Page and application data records
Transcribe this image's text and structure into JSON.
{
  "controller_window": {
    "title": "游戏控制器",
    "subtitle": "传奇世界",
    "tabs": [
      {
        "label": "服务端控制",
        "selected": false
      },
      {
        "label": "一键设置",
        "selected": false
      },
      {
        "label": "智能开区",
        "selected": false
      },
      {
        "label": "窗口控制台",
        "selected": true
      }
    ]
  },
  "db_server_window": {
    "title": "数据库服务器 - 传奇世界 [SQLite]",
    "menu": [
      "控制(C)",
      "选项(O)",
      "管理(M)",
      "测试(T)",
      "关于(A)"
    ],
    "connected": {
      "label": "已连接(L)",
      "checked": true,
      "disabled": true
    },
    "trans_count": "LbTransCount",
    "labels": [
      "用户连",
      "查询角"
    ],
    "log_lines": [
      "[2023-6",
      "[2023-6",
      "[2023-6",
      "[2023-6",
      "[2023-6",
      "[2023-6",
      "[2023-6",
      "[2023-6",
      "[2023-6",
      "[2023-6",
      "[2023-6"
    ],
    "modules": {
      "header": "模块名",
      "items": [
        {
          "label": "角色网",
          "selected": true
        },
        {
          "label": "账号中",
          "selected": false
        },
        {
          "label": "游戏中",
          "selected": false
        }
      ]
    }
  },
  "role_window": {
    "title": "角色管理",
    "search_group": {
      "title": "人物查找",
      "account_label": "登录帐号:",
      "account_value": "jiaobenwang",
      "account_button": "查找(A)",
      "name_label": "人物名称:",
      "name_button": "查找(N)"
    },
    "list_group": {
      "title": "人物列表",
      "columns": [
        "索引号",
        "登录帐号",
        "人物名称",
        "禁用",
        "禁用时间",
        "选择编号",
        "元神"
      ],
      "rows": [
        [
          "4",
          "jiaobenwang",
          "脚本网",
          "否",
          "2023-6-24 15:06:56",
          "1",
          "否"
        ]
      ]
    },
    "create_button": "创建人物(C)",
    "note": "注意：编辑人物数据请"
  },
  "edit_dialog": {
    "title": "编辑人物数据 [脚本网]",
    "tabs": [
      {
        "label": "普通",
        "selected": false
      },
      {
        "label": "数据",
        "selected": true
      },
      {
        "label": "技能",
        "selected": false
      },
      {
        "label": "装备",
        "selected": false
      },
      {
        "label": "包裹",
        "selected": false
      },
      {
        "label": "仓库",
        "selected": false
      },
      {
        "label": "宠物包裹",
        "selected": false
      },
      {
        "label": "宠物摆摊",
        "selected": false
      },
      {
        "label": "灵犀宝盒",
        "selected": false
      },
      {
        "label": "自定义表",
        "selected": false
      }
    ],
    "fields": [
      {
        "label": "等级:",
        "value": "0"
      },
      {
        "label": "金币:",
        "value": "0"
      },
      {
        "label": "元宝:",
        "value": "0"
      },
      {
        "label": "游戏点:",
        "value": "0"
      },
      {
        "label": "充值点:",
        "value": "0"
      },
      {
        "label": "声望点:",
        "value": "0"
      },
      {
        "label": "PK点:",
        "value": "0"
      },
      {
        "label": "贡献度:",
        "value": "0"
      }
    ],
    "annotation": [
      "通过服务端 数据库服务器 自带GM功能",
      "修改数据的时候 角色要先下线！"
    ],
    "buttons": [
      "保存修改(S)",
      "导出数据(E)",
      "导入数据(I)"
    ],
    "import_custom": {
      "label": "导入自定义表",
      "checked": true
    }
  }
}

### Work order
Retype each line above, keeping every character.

### Output for this task
Transcribe this image's text and structure into JSON.
{
  "controller_window": {
    "title": "游戏控制器",
    "subtitle": "传奇世界",
    "tabs": [
      {
        "label": "服务端控制",
        "selected": false
      },
      {
        "label": "一键设置",
        "selected": false
      },
      {
        "label": "智能开区",
        "selected": false
      },
      {
        "label": "窗口控制台",
        "selected": true
      }
    ]
  },
  "db_server_window": {
    "title": "数据库服务器 - 传奇世界 [SQLite]",
    "menu": [
      "控制(C)",
      "选项(O)",
      "管理(M)",
      "测试(T)",
      "关于(A)"
    ],
    "connected": {
      "label": "已连接(L)",
      "checked": true,
      "disabled": true
    },
    "trans_count": "LbTransCount",
    "labels": [
      "用户连",
      "查询角"
    ],
    "log_lines": [
      "[2023-6",
      "[2023-6",
      "[2023-6",
      "[2023-6",
      "[2023-6",
      "[2023-6",
      "[2023-6",
      "[2023-6",
      "[2023-6",
      "[2023-6",
      "[2023-6"
    ],
    "modules": {
      "header": "模块名",
      "items": [
        {
          "label": "角色网",
          "selected": true
        },
        {
          "label": "账号中",
          "selected": false
        },
        {
          "label": "游戏中",
          "selected": false
        }
      ]
    }
  },
  "role_window": {
    "title": "角色管理",
    "search_group": {
      "title": "人物查找",
      "account_label": "登录帐号:",
      "account_value": "jiaobenwang",
      "account_button": "查找(A)",
      "name_label": "人物名称:",
      "name_button": "查找(N)"
    },
    "list_group": {
      "title": "人物列表",
      "columns": [
        "索引号",
        "登录帐号",
        "人物名称",
        "禁用",
        "禁用时间",
        "选择编号",
        "元神"
      ],
      "rows": [
        [
          "4",
          "jiaobenwang",
          "脚本网",
          "否",
          "2023-6-24 15:06:56",
          "1",
          "否"
        ]
      ]
    },
    "create_button": "创建人物(C)",
    "note": "注意：编辑人物数据请"
  },
  "edit_dialog": {
    "title": "编辑人物数据 [脚本网]",
    "tabs": [
      {
        "label": "普通",
        "selected": false
      },
      {
        "label": "数据",
        "selected": true
      },
      {
        "label": "技能",
        "selected": false
      },
      {
        "label": "装备",
        "selected": false
      },
      {
        "label": "包裹",
        "selected": false
      },
      {
        "label": "仓库",
        "selected": false
      },
      {
        "label": "宠物包裹",
        "selected": false
      },
      {
        "label": "宠物摆摊",
        "selected": false
      },
      {
        "label": "灵犀宝盒",
        "selected": false
      },
      {
        "label": "自定义表",
        "selected": false
      }
    ],
    "fields": [
      {
        "label": "等级:",
        "value": "0"
      },
      {
        "label": "金币:",
        "value": "0"
      },
      {
        "label": "元宝:",
        "value": "0"
      },
      {
        "label": "游戏点:",
        "value": "0"
      },
      {
        "label": "充值点:",
        "value": "0"
      },
      {
        "label": "声望点:",
        "value": "0"
      },
      {
        "label": "PK点:",
        "value": "0"
      },
      {
        "label": "贡献度:",
        "value": "0"
      }
    ],
    "annotation": [
      "通过服务端 数据库服务器 自带GM功能",
      "修改数据的时候 角色要先下线！"
    ],
    "buttons": [
      "保存修改(S)",
      "导出数据(E)",
      "导入数据(I)"
    ],
    "import_custom": {
      "label": "导入自定义表",
      "checked": true
    }
  }
}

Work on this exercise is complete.